It takes time, also, to realise that what feels at first like bleakness in Harrison’s novels is in fact something more like parity of gaze. He offers lucidity without pity, but without rancour either. Although the fierce ease with which capitalism husks humanity is one of his main anxieties, and although debris–emotional and material–is one of his chief preoccupations, and although rupture and damage are the textures that most attract his eye, his vision is devoid neither of tenderness nor of hope. His compassion will be unmistakable to anyone who reads him…
Robert Macfarlane’s engagement with landscape and the philosophy of landscape is acute, searching and in the best sense poetic. His work places him firmly in a tradition which stretches back to the Romantics, while his understanding of the anti-sublime makes him fiercely contemporary. To have this introduction isn’t just a thrill: it gives me hope that Climbers might in some way fit into and extend that tradition too. That will have made it worth being a writer.
Climbers is published in May, and available for pre-order, on Kindle or paper, at Amazon now.

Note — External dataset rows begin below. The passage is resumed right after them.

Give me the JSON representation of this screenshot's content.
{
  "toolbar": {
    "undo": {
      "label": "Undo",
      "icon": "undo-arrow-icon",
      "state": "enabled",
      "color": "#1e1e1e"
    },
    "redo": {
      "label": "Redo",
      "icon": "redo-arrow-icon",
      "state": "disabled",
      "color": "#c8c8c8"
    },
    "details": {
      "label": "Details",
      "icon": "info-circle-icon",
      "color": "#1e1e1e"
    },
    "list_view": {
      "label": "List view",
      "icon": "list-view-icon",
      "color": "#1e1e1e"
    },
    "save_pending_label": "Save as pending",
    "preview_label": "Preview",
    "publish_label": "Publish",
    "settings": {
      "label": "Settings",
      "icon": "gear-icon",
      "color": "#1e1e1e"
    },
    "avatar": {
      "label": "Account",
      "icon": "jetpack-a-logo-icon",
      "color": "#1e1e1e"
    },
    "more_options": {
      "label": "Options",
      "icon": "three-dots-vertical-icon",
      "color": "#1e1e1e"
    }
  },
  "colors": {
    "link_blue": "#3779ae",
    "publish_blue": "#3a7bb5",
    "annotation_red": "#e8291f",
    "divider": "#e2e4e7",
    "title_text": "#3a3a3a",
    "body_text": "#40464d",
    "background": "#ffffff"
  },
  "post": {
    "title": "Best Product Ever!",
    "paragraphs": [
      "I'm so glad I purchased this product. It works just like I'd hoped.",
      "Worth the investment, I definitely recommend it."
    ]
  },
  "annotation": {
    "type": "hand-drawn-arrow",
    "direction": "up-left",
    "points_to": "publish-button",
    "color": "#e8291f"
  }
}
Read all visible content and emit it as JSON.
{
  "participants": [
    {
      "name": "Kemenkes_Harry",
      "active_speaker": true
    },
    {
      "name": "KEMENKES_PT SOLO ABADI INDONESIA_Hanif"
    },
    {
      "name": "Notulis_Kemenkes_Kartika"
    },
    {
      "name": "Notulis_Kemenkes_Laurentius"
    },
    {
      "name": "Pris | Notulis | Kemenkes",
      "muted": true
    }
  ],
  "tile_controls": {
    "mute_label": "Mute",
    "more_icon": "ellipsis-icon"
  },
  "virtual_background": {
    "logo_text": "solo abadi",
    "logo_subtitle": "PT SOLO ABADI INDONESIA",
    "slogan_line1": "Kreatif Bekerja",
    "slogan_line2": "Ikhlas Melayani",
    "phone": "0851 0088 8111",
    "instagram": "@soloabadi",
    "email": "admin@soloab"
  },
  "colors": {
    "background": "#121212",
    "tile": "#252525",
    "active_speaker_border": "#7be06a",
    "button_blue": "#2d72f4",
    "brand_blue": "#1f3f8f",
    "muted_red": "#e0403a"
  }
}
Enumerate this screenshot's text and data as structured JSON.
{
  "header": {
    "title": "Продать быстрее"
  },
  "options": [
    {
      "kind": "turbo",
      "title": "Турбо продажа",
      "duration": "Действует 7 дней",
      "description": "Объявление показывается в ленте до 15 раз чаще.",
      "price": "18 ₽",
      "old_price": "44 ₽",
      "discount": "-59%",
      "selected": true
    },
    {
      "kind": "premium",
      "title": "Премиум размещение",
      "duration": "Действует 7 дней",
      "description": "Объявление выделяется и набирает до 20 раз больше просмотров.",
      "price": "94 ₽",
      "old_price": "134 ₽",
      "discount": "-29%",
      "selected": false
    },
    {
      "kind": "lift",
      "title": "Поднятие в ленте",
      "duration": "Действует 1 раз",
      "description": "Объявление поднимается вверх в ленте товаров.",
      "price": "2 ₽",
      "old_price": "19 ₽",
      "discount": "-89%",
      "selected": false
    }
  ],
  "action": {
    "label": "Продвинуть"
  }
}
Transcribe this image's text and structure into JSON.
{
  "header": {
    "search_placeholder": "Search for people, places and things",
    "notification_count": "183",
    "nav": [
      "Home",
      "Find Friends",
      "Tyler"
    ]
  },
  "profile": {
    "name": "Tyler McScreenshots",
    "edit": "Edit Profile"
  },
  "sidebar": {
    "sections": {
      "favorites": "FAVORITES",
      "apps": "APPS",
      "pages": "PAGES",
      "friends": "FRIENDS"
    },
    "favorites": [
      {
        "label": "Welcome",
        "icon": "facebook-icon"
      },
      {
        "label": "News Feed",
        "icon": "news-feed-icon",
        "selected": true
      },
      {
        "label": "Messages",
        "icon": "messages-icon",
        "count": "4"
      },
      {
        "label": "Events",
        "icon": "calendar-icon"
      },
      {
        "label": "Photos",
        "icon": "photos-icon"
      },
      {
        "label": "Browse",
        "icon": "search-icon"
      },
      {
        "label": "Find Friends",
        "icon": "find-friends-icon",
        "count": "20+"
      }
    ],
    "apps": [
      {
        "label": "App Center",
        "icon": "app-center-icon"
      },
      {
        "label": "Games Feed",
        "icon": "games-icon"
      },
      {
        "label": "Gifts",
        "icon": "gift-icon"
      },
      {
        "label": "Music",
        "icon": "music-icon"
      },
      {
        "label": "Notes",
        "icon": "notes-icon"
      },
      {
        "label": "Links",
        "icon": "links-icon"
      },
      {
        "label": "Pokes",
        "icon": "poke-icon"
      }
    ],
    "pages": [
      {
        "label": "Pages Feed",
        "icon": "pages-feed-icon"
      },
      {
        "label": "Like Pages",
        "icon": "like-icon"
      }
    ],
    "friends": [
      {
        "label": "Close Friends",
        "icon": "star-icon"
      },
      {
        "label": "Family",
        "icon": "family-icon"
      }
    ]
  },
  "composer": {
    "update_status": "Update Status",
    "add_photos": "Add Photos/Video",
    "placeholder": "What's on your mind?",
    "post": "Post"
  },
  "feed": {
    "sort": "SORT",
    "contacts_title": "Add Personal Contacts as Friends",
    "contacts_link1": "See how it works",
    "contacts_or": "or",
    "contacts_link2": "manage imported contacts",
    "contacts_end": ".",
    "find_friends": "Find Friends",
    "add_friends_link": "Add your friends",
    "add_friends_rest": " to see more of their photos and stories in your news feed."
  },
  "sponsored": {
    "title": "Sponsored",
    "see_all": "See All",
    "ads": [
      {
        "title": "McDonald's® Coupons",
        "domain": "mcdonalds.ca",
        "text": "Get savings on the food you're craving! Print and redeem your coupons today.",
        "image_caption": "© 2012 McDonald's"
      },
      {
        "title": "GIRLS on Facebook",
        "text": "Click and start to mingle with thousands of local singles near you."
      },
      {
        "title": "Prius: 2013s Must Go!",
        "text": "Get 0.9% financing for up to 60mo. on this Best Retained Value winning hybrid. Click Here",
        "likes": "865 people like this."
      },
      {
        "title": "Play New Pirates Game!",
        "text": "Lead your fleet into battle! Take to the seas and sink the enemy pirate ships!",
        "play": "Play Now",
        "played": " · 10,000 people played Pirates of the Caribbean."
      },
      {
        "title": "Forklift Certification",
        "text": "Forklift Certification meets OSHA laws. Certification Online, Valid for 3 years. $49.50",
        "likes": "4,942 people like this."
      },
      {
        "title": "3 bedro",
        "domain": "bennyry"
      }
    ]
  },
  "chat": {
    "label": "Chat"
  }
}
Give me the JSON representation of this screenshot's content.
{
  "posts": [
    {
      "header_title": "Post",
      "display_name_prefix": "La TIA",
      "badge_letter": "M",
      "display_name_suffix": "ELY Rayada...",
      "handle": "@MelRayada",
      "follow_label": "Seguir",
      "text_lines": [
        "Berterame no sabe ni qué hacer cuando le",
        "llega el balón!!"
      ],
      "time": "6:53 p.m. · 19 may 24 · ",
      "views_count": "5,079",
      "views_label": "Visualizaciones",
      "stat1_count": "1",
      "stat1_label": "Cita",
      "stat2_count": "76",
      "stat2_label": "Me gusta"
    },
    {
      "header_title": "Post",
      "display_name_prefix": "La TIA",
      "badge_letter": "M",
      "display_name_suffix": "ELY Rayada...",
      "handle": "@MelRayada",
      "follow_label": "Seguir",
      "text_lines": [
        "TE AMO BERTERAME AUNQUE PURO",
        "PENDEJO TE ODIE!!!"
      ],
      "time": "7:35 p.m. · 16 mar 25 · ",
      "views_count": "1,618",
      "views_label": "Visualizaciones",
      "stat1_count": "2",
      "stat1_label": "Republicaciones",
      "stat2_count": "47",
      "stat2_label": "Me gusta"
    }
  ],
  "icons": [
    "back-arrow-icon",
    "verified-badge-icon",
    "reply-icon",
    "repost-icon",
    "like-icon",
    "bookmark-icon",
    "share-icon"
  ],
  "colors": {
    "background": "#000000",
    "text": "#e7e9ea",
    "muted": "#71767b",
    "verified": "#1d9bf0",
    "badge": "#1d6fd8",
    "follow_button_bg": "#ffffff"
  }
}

After each thaw the view from Sankey’s upstairs window became much bleaker. The snow retreated to the edge of the fields and lay there piled up against the low stone walls. To Sankey, everything had a curiously unfinished look. Sheep picked their way over the steep fields in single file, unnerved by the re-emergence of this forgotten landscape. The old poached places reappeared at gates, black against the bruised grass. Nothing could yet be said to be green. It was less quiet. Starlings sat up in the house gutters and on the telephone wires to do poor, cracked imitations of other birds; after each effort, sneers, whistles and a kind of rhythmical creaking or scraping noise broke out. Later every afternoon as the days grew longer, the sodium lights came on on the other side of the valley, grouped in twos and threes near farms, following the line of a road. In the fading light the wooded cloughs struck diagonally across the hillside, very black and immobile. The next time he looked up it had all gone quite black, and only the orange lights were left. [Climbers, 1989: new paperback & kindle editions from Gollancz, May 2013.]